Your muscles can become sore in several different ways. If you understand where your muscle aches come from, it's easier to figure out how to prevent them from aching in the future.
Muscle aches during or right after an activity are usually due to a tired muscle. For example, if your muscle hurts right after the last repetition of a strength training move, or after you sprint up the stairs. The soreness should go away after a few minutes of rest. If it doesn't, you may have a more serious muscle injury.
If you perform a difficult activity that your muscles aren't used to—like a new workout, or a long hike—you may feel significant soreness beginning from 12 to 24 hours up to 72 hours. Your muscles may feel sore, swollen, stiff, and less flexible than before the activity. The soreness comes from microscopic tearing and swelling your muscle fibers. This is a normal part of how your muscles and gain strength.
If you use a set of muscles repetitively for a long duration, on a regular basis—by operating a machine, in weightlifting sessions or long-distance running, even playing a musical instrument—the muscles can become painfully sore and may lose their normal range of movement. These muscles are probably not getting adequate rest between movements. The problem may be more severe if your body isn't correctly aligned while you're engaged in the activity. Half of all on-the-job injuries (in careers involving physical labor) come from this kind of muscle problem.
Muscle Pain Relief & Prevention

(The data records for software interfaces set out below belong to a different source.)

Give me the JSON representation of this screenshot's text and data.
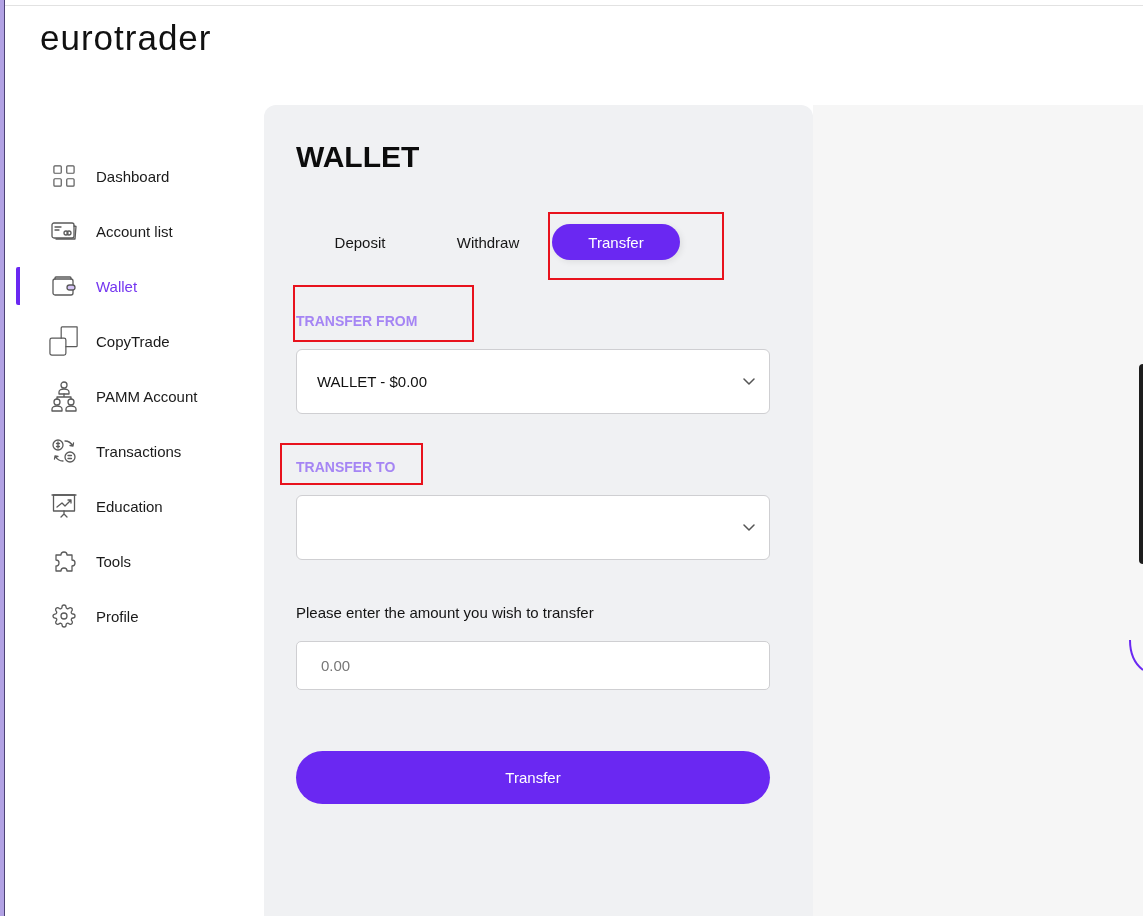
{
  "logo": {
    "text": "eurotrader"
  },
  "sidebar": {
    "items": [
      {
        "label": "Dashboard",
        "selected": false
      },
      {
        "label": "Account list",
        "selected": false
      },
      {
        "label": "Wallet",
        "selected": true
      },
      {
        "label": "CopyTrade",
        "selected": false
      },
      {
        "label": "PAMM Account",
        "selected": false
      },
      {
        "label": "Transactions",
        "selected": false
      },
      {
        "label": "Education",
        "selected": false
      },
      {
        "label": "Tools",
        "selected": false
      },
      {
        "label": "Profile",
        "selected": false
      }
    ]
  },
  "wallet": {
    "title": "WALLET",
    "tabs": [
      {
        "label": "Deposit",
        "selected": false,
        "highlighted": false
      },
      {
        "label": "Withdraw",
        "selected": false,
        "highlighted": false
      },
      {
        "label": "Transfer",
        "selected": true,
        "highlighted": true
      }
    ],
    "fields": [
      {
        "kind": "select",
        "label": "TRANSFER FROM",
        "value": "WALLET - $0.00",
        "highlighted": true
      },
      {
        "kind": "select",
        "label": "TRANSFER TO",
        "highlighted": true
      },
      {
        "kind": "input",
        "label": "Please enter the amount you wish to transfer",
        "placeholder": "0.00",
        "highlighted": false
      }
    ],
    "submit": {
      "label": "Transfer"
    }
  }
}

The time-tested formula for treating a muscle injury is to give it Rest, Ice, Compression, and Elevation. If possible, elevate the sore muscle (propped up with pillows). Put enough ice to cover the sore area in a plastic bag (or use a bag of frozen vegetables—which may be easier to wrap around an injury) wrapped in a thin towel to protect your skin, and apply it to the sore area for 20 minutes at a time. Later you can wrap the injured area in an elastic bandage or tape it to give the muscle support.
Rest is recommended for most aching muscles—but that doesn't mean complete rest. It's important to keep using the muscles gently as they heal. That means normal use and gentle stretching. Otherwise, you may end up weaker than before your muscles got sore, leaving you vulnerable to further pain.
Aching muscles need time to heal, but you can still feel comfortable while the healing takes place. An over-the-counter pain reliever such as TYLENOL® 8 Hour can help relieve aching muscles. If muscle pain keeps you up at night, try a nighttime pain reliever and sleep aid such as TYLENOL® PM.
5 Ways to Prevent Muscle Aches